Send back the records in full, character for character.

====== ENTRIES SUPPLIED ======

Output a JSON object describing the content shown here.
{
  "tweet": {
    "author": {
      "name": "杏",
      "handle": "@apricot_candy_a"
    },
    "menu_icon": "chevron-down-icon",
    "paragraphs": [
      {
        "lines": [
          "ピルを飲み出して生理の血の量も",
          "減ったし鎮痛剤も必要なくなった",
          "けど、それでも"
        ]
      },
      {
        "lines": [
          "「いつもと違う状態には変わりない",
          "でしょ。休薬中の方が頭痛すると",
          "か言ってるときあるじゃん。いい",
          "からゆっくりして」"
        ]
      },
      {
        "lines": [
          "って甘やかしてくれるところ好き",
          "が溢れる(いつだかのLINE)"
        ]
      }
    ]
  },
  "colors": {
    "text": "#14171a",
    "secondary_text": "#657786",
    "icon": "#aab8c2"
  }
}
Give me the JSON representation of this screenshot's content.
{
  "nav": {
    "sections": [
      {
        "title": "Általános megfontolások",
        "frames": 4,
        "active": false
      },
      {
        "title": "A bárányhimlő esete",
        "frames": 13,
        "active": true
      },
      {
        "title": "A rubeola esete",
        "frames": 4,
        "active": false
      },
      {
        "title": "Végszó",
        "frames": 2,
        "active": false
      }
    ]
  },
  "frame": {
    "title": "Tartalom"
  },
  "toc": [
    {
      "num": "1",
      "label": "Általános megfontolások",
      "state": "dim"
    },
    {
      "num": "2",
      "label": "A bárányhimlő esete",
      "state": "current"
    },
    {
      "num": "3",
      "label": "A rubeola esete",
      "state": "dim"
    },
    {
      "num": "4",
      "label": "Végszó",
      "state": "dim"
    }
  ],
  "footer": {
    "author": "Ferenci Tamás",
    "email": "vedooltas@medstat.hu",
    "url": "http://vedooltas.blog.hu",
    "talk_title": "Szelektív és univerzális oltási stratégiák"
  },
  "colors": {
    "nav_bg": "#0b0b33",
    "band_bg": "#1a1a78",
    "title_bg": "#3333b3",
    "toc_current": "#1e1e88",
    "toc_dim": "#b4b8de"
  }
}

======

TASK OUTPUT:
Output a JSON object describing the content shown here.
{
  "tweet": {
    "author": {
      "name": "杏",
      "handle": "@apricot_candy_a"
    },
    "menu_icon": "chevron-down-icon",
    "paragraphs": [
      {
        "lines": [
          "ピルを飲み出して生理の血の量も",
          "減ったし鎮痛剤も必要なくなった",
          "けど、それでも"
        ]
      },
      {
        "lines": [
          "「いつもと違う状態には変わりない",
          "でしょ。休薬中の方が頭痛すると",
          "か言ってるときあるじゃん。いい",
          "からゆっくりして」"
        ]
      },
      {
        "lines": [
          "って甘やかしてくれるところ好き",
          "が溢れる(いつだかのLINE)"
        ]
      }
    ]
  },
  "colors": {
    "text": "#14171a",
    "secondary_text": "#657786",
    "icon": "#aab8c2"
  }
}
Give me the JSON representation of this screenshot's content.
{
  "nav": {
    "sections": [
      {
        "title": "Általános megfontolások",
        "frames": 4,
        "active": false
      },
      {
        "title": "A bárányhimlő esete",
        "frames": 13,
        "active": true
      },
      {
        "title": "A rubeola esete",
        "frames": 4,
        "active": false
      },
      {
        "title": "Végszó",
        "frames": 2,
        "active": false
      }
    ]
  },
  "frame": {
    "title": "Tartalom"
  },
  "toc": [
    {
      "num": "1",
      "label": "Általános megfontolások",
      "state": "dim"
    },
    {
      "num": "2",
      "label": "A bárányhimlő esete",
      "state": "current"
    },
    {
      "num": "3",
      "label": "A rubeola esete",
      "state": "dim"
    },
    {
      "num": "4",
      "label": "Végszó",
      "state": "dim"
    }
  ],
  "footer": {
    "author": "Ferenci Tamás",
    "email": "vedooltas@medstat.hu",
    "url": "http://vedooltas.blog.hu",
    "talk_title": "Szelektív és univerzális oltási stratégiák"
  },
  "colors": {
    "nav_bg": "#0b0b33",
    "band_bg": "#1a1a78",
    "title_bg": "#3333b3",
    "toc_current": "#1e1e88",
    "toc_dim": "#b4b8de"
  }
}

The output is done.